Then realize that money is especially weak in driving the most innovative employees. Mihaly Csikszentmihalyi, a University of Chicago psychology professor whose name I have never once pronounced in 12 years of daily radio broadcasts, has long studied creative people. He writes: "They all love what they do. It is not the hope of achieving fame or making money that drives them; rather, it is the opportunity to do the work that they enjoy doing."
Top this off with the finding that paying people to do things they enjoy doing actually seems to reduce their interest in doing them. The psychological mechanism is complicated, but the result has been replicated many times.
I think we can take it as settled that you can't pay more to get more innovation and creativity, because they aren't about money in the first place. So if you can't pay for them, how do you get them?
First (small) piece of advice: Stop crushing them. "It's much easier to incent people not to be innovative and creative, and many companies are excellent at it," says George Bailey of Watson Wyatt. Judith Bardwick, a psychiatrist and consultant whose latest book is In Praise of Good Business, adds, "Giving people permission to make reasonably small innovations is easy if there is no punishment for failure. But punishment is endemic."
Second (large) piece of advice: Look inside and outside your organization for employees who are naturally innovative and creative. Sounds obvious, but the implications are upsetting: You're acknowledging that some workers just aren't that way and never will be, and many people, especially Americans, don't like that idea. Too bad. It's reality, and you know it. No one can say where innovativeness comes from, but we all know some people have way more of it than others. So find those who have it.
Third (most radical) piece of advice: Give employees a stable, secure environment.
Huh? What about the burning platform, creating a crisis, getting workers alarmed and mobilized for major change? Well, that tactic has its uses. But it's the wrong way to encourage free-thinking imagineers.

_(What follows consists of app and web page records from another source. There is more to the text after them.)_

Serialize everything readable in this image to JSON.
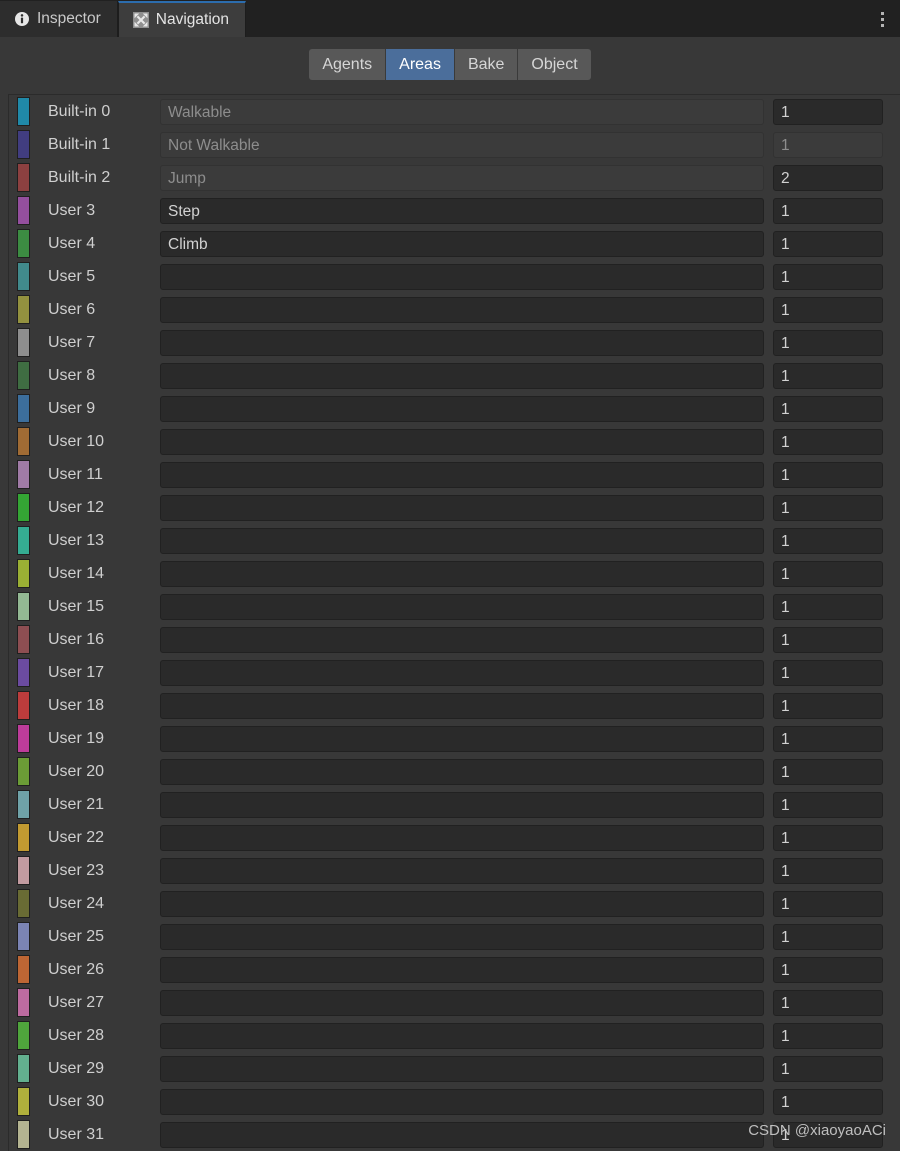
{
  "window": {
    "tabs": [
      {
        "label": "Inspector",
        "icon": "info-icon",
        "active": false
      },
      {
        "label": "Navigation",
        "icon": "move-arrows-icon",
        "active": true
      }
    ],
    "menu_icon": "kebab-menu-icon"
  },
  "toolbar": {
    "buttons": [
      {
        "label": "Agents",
        "active": false
      },
      {
        "label": "Areas",
        "active": true
      },
      {
        "label": "Bake",
        "active": false
      },
      {
        "label": "Object",
        "active": false
      }
    ],
    "active_color": "#4b6e9b",
    "inactive_color": "#585858"
  },
  "areas": {
    "rows": [
      {
        "label": "Built-in 0",
        "color": "#2089a8",
        "name": "Walkable",
        "name_disabled": true,
        "cost": "1",
        "cost_disabled": false
      },
      {
        "label": "Built-in 1",
        "color": "#413d80",
        "name": "Not Walkable",
        "name_disabled": true,
        "cost": "1",
        "cost_disabled": true
      },
      {
        "label": "Built-in 2",
        "color": "#8c4040",
        "name": "Jump",
        "name_disabled": true,
        "cost": "2",
        "cost_disabled": false
      },
      {
        "label": "User 3",
        "color": "#944f9e",
        "name": "Step",
        "name_disabled": false,
        "cost": "1",
        "cost_disabled": false
      },
      {
        "label": "User 4",
        "color": "#3c8c42",
        "name": "Climb",
        "name_disabled": false,
        "cost": "1",
        "cost_disabled": false
      },
      {
        "label": "User 5",
        "color": "#418a8c",
        "name": "",
        "name_disabled": false,
        "cost": "1",
        "cost_disabled": false
      },
      {
        "label": "User 6",
        "color": "#93913f",
        "name": "",
        "name_disabled": false,
        "cost": "1",
        "cost_disabled": false
      },
      {
        "label": "User 7",
        "color": "#8e8e8e",
        "name": "",
        "name_disabled": false,
        "cost": "1",
        "cost_disabled": false
      },
      {
        "label": "User 8",
        "color": "#3f6d42",
        "name": "",
        "name_disabled": false,
        "cost": "1",
        "cost_disabled": false
      },
      {
        "label": "User 9",
        "color": "#3c6e9c",
        "name": "",
        "name_disabled": false,
        "cost": "1",
        "cost_disabled": false
      },
      {
        "label": "User 10",
        "color": "#a06b34",
        "name": "",
        "name_disabled": false,
        "cost": "1",
        "cost_disabled": false
      },
      {
        "label": "User 11",
        "color": "#a07ba6",
        "name": "",
        "name_disabled": false,
        "cost": "1",
        "cost_disabled": false
      },
      {
        "label": "User 12",
        "color": "#34a534",
        "name": "",
        "name_disabled": false,
        "cost": "1",
        "cost_disabled": false
      },
      {
        "label": "User 13",
        "color": "#35ac92",
        "name": "",
        "name_disabled": false,
        "cost": "1",
        "cost_disabled": false
      },
      {
        "label": "User 14",
        "color": "#9aaf34",
        "name": "",
        "name_disabled": false,
        "cost": "1",
        "cost_disabled": false
      },
      {
        "label": "User 15",
        "color": "#93b893",
        "name": "",
        "name_disabled": false,
        "cost": "1",
        "cost_disabled": false
      },
      {
        "label": "User 16",
        "color": "#8d4e52",
        "name": "",
        "name_disabled": false,
        "cost": "1",
        "cost_disabled": false
      },
      {
        "label": "User 17",
        "color": "#6b4ba0",
        "name": "",
        "name_disabled": false,
        "cost": "1",
        "cost_disabled": false
      },
      {
        "label": "User 18",
        "color": "#bc3c3c",
        "name": "",
        "name_disabled": false,
        "cost": "1",
        "cost_disabled": false
      },
      {
        "label": "User 19",
        "color": "#bd3c9a",
        "name": "",
        "name_disabled": false,
        "cost": "1",
        "cost_disabled": false
      },
      {
        "label": "User 20",
        "color": "#6b9c36",
        "name": "",
        "name_disabled": false,
        "cost": "1",
        "cost_disabled": false
      },
      {
        "label": "User 21",
        "color": "#6fa2a8",
        "name": "",
        "name_disabled": false,
        "cost": "1",
        "cost_disabled": false
      },
      {
        "label": "User 22",
        "color": "#c29a31",
        "name": "",
        "name_disabled": false,
        "cost": "1",
        "cost_disabled": false
      },
      {
        "label": "User 23",
        "color": "#c29ba0",
        "name": "",
        "name_disabled": false,
        "cost": "1",
        "cost_disabled": false
      },
      {
        "label": "User 24",
        "color": "#696b34",
        "name": "",
        "name_disabled": false,
        "cost": "1",
        "cost_disabled": false
      },
      {
        "label": "User 25",
        "color": "#7b84b4",
        "name": "",
        "name_disabled": false,
        "cost": "1",
        "cost_disabled": false
      },
      {
        "label": "User 26",
        "color": "#bd6634",
        "name": "",
        "name_disabled": false,
        "cost": "1",
        "cost_disabled": false
      },
      {
        "label": "User 27",
        "color": "#bd6ba0",
        "name": "",
        "name_disabled": false,
        "cost": "1",
        "cost_disabled": false
      },
      {
        "label": "User 28",
        "color": "#4fa53c",
        "name": "",
        "name_disabled": false,
        "cost": "1",
        "cost_disabled": false
      },
      {
        "label": "User 29",
        "color": "#63b08f",
        "name": "",
        "name_disabled": false,
        "cost": "1",
        "cost_disabled": false
      },
      {
        "label": "User 30",
        "color": "#b0b03c",
        "name": "",
        "name_disabled": false,
        "cost": "1",
        "cost_disabled": false
      },
      {
        "label": "User 31",
        "color": "#b4b491",
        "name": "",
        "name_disabled": false,
        "cost": "1",
        "cost_disabled": false
      }
    ]
  },
  "watermark": {
    "text": "CSDN @xiaoyaoACi"
  }
}
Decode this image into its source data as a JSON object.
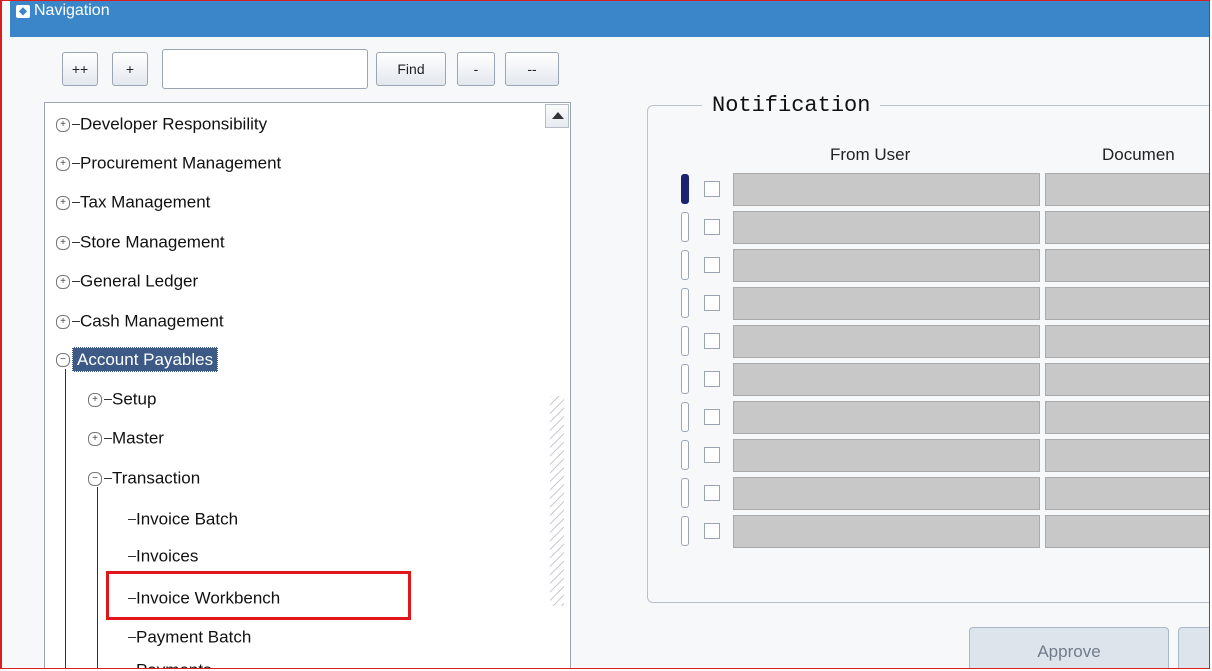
{
  "window": {
    "title": "Navigation"
  },
  "toolbar": {
    "expand_all_label": "++",
    "expand_label": "+",
    "find_label": "Find",
    "collapse_label": "-",
    "collapse_all_label": "--",
    "search_value": ""
  },
  "tree": {
    "items": [
      {
        "label": "Developer Responsibility",
        "expander": "+"
      },
      {
        "label": "Procurement Management",
        "expander": "+"
      },
      {
        "label": "Tax Management",
        "expander": "+"
      },
      {
        "label": "Store Management",
        "expander": "+"
      },
      {
        "label": "General Ledger",
        "expander": "+"
      },
      {
        "label": "Cash Management",
        "expander": "+"
      },
      {
        "label": "Account Payables",
        "expander": "−"
      },
      {
        "label": "Setup",
        "expander": "+"
      },
      {
        "label": "Master",
        "expander": "+"
      },
      {
        "label": "Transaction",
        "expander": "−"
      },
      {
        "label": "Invoice Batch"
      },
      {
        "label": "Invoices"
      },
      {
        "label": "Invoice Workbench"
      },
      {
        "label": "Payment Batch"
      },
      {
        "label": "Payments"
      }
    ]
  },
  "notification": {
    "title": "Notification",
    "col_from_user": "From User",
    "col_document": "Documen",
    "row_count": 10
  },
  "actions": {
    "approve_label": "Approve"
  },
  "colors": {
    "titlebar": "#3b86c8",
    "selected": "#3d5a86",
    "highlight": "#e0161b"
  }
}
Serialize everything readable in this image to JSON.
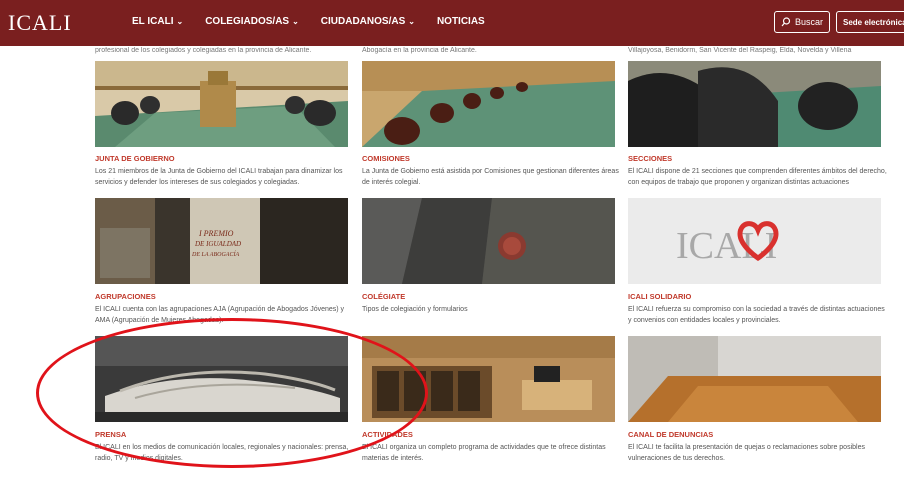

For insight into why, look to the fascinating new field of evolutionary psychology. Its commonsense premise: Humans evolved instincts and tendencies that helped us survive as hunter-gatherers 200,000 years ago, and, evolution being slow, those are the instincts and tendencies we carry around today. If we feel threatened, our instinct is not to be imaginative; it's to fight fiercely. "We thrive best as creative people under a stable plan we can comprehend," says Nigel Nicholson, professor of organizational behavior at the London Business School and a student of evolutionary psychology. "Space, safety, and support" are the optimal conditions for thinking creatively.
I told Nicholson his description reminded me strongly of the companies FORTUNE identified a few months ago as the 100 best to work for in America. These companies find dozens of ways to make employees' lives easier, richer, more secure; 18 of them have something you thought was extinct, a no-layoff policy. And they're winners: The publicly traded ones vastly outperformed the market last year, and they've done it again so far in 1998.
Nicholson laughs at the notion that these companies are some kind of new-wave organizations. Just the opposite: "They have unconsciously found something close to the model for which we were designed."
What's the best way to pay people in the New Economy? Alfie Kohn, a writer who is America's most biting critic of money as motivator, offers a three-point plan: Pay well, pay fairly, and then do everything you can to get money off people's minds. "Sounds right to me," says Nicholson. Sounded right to Rob Rodin. Sounds right to me too.